One of the endearing images of childhood is Linus sucking his thumb and holding his baby blanket, so if you’re looking for a novel baby gift, here’s an idea: how about “The Bodyguard”? Heads up: it doesn’t come in the traditional pink and blue, but rather, neon orange. When your child isn’t holding it, it can be strapped onto his back, like a backpack. Did we mention that it can protect him from falling debris? Not surprising since the manufacturer is based in Oklahoma, where the wind comes sweeping down the plain, often in the form of killer tornadoes. Here’s the kicker: it costs $1,000. That’s because the manufacturer claims that it’s made from the same material in protective gear used by law enforcement and the military and it can protect your child from a 9 mm bullet.

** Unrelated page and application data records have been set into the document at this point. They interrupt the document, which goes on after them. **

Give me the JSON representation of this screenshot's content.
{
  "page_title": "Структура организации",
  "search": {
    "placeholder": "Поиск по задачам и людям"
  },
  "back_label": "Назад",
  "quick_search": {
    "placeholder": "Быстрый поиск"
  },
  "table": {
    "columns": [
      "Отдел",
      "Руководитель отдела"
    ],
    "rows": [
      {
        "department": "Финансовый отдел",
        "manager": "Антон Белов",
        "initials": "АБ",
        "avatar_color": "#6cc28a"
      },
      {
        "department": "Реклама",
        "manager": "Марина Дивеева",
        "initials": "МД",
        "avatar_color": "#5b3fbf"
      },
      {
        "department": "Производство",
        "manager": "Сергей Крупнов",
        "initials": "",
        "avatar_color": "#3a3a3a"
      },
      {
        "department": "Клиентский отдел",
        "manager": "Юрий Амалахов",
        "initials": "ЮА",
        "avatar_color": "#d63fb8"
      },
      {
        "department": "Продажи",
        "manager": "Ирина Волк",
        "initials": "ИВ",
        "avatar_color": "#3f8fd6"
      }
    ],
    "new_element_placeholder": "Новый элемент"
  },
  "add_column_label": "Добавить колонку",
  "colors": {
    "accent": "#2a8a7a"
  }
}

Doesn’t it make you wonder that we survived childhood at all, bouncing around in the back seat of a car with no seat belts on, or sleeping in cribs with slats wide enough for our heads to become stuck? However, this new product takes the concept of protecting our children to a whole new level, and sadly, it’s a sign of our times, with school shootings becoming, in the words of President Obama, the norm in this nation.
I would take it one step further and say that the frequency of on-campus violence has produced not only frustration, but almost a feeling of resignation for some, the sense that oh well, at least this time there are only two people dead, instead of an entire classroom full of six-year-olds. “Only two” is not acceptable on any level, but especially to families whose loss cannot be measured. One life lost to violence in school is one life too many. As our president declared this week, in the wake of the latest school shooting in Oregon, we as a nation are duty-bound to do some soul searching on this.
I don’t trust our government to accomplish anything in this arena in any timely fashion. The gun lobby is too strongly entrenched in Washington, political leaders cower at the might of the NRA, and the gun culture in our country is simply too strong. Think John Wayne and the square-jawed icons of our wild, Wild West, and Hollywood’s embellishment of the hero culture of war. Moreover, the right to bear arms is protected by our Constitution, the second of the 10 amendments that make up the Bill of Rights. Short of a tsunami that turns Washington, D.C. upside down, I don’t see enough political will to change the way this nation manages personal firepower. Too many more lives will be lost if we wait for our leaders to effect any meaningful change.
The common denominator in many of these school shootings is someone feeling marginalized, depressed, or out for revenge because of bullying. Despite anti-bullying programs, counseling, and other educational programs, the reality is that kids are still kids, and they can be mean, thoughtless, and at times, stupid. There will always be children who feel left out and others who may suffer from mental illness that is undiagnosed or untreated. The pressures of social media can fuel a sense of inadequacy and can provide a public forum for provocative and nasty behavior perpetrated by young people whose brains are still not yet fully developed.
We cannot stand by, throw up our hands, and accept weekly school shootings as the new norm. Mothers (and fathers) have the will to change the world. We need more and better treatment programs to recognize and treat depression, more and better educational programs to combat bullying, and most of all, instruction and support at home, combined with a constant check-in process to make sure that your kids are not being bullied or being bullies themselves. They should feel that they are accepted and have a meaningful direction in life, a purpose, a goal. They should also know that they have people who love them and will stand up for them.
But it has to go even further. In addition to parents and teachers forming a tighter safety net, law enforcement needs better training. Elliott Rodger, the now infamous “Virgin Killer,” who posted a number of writings and videos online before going on his murderous rampage in southern California, had parents and a therapist who knew of his brewing rage. But the police officers who were dispatched to check on him were fooled by his calm outward demeanor and went away without searching his apartment for the cache of weapons that he would eventually use in his killing spree. The “what-ifs” in that case are heartbreaking.
According to law enforcement, the school shooter in Oregon this week had an AR-15 rifle and a brown paper bag filled with more than 20 fully loaded magazines. He also had knives. Where is he getting this stuff? How is it even allowed? Truly frightening, and yet all too believable.
As with all things, there has to be a tipping point that spurs earth-moving change. Shouldn’t that have been Sandy Hook, when 20 beautiful first-graders and six adults were gunned down? Or Columbine, where two students murdered 12 students and a teacher before killing themselves? That happened in April, 1999, when Will was only three months old. In the short span of his lifetime so far, too many more students have died in school, in what should be one of the safest places of all for our kids.
We cannot continue this way as a country. As parents, we cannot stand by and send our children to school every day wondering if they will come home safely. The change has to come from parents, children, and educators in a grassroots movement that starts in every home and classroom and swells across the country. The change will come slowly but way faster than anything politicians can accomplish.